The Central News Agency reported that, at the end of last year, China announced that it would carry out a “Peer to Peer Lending” platform regulation starting in June of 2018 (P2P occurs when online services match lenders with borrowers). From July 2 to 16, 131 of the P2P platforms were shut down leaving investors unable to withdraw cash while the owners went missing. The South China Morning Post reported that, in Shenzhen City alone, 22 P2P platforms were closed. One example is Heshidai (合時代), which has been running for 5 years since 2013 with accumulated financing activity of over 18 billion yuan (US$2.68 billion) and over 100,000 investors.
According to Sina, in China, P2P grew 200 percent from 2013 to 2017 because proper channels are lacking for Chinese citizens and small businesses to get loans from the bank. In 2014, only 9.6 percent of Chinese residents were able to get personal loans. At the same time, although small businesses contribute toward 60 percent of GDP and supply 80 percent of job opportunities, only 25 percent of them were able to get business loans. However, regulations for P2P lending are lacking. One of the scandals that turned into a Ponzi scheme was Ezubao lending. It was set up in 2014 and involved a $7.3 billion fund and 900,000 victims. It was shut down in February 2016 and 21 people were arrested.
It is expected that the regulatory activity will continue for a period of time and more P2P platforms will be impacted.

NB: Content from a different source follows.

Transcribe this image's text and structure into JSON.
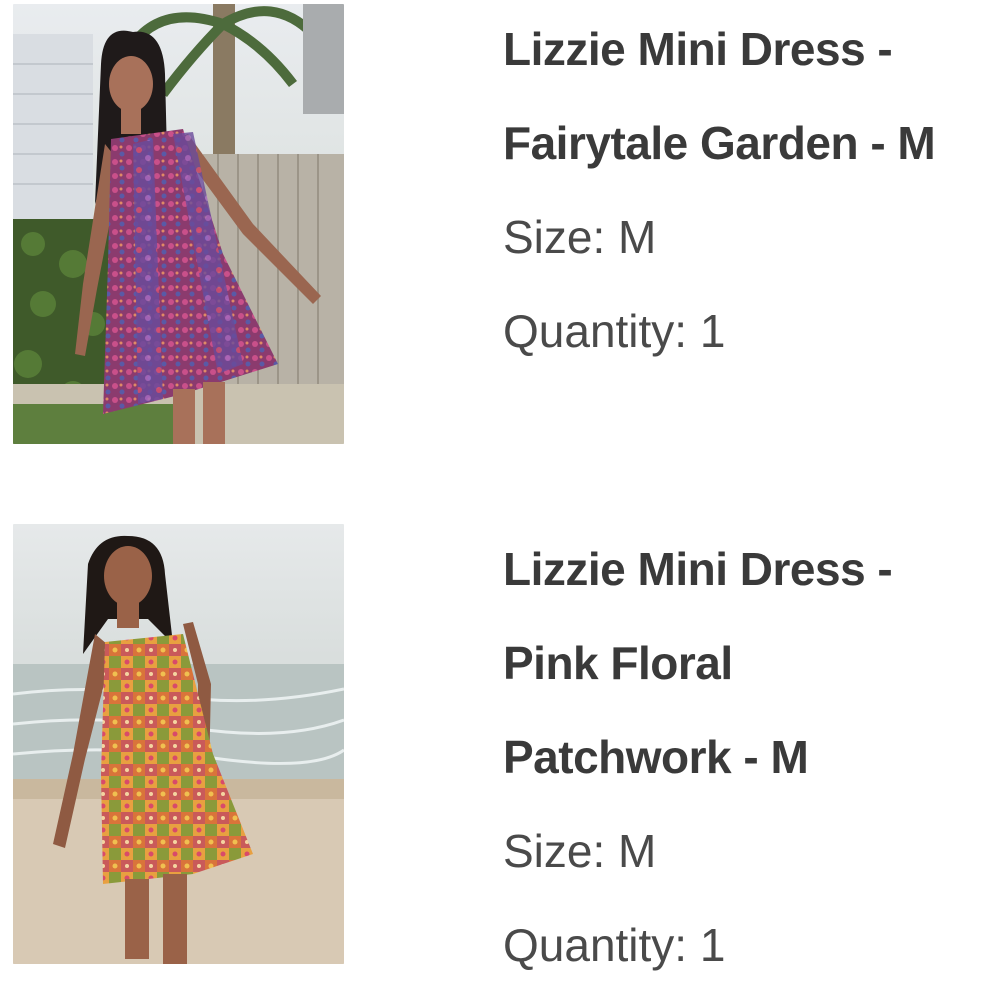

1. Central News Agency, July 22, 2018
2. Sina.com, May 17, 2018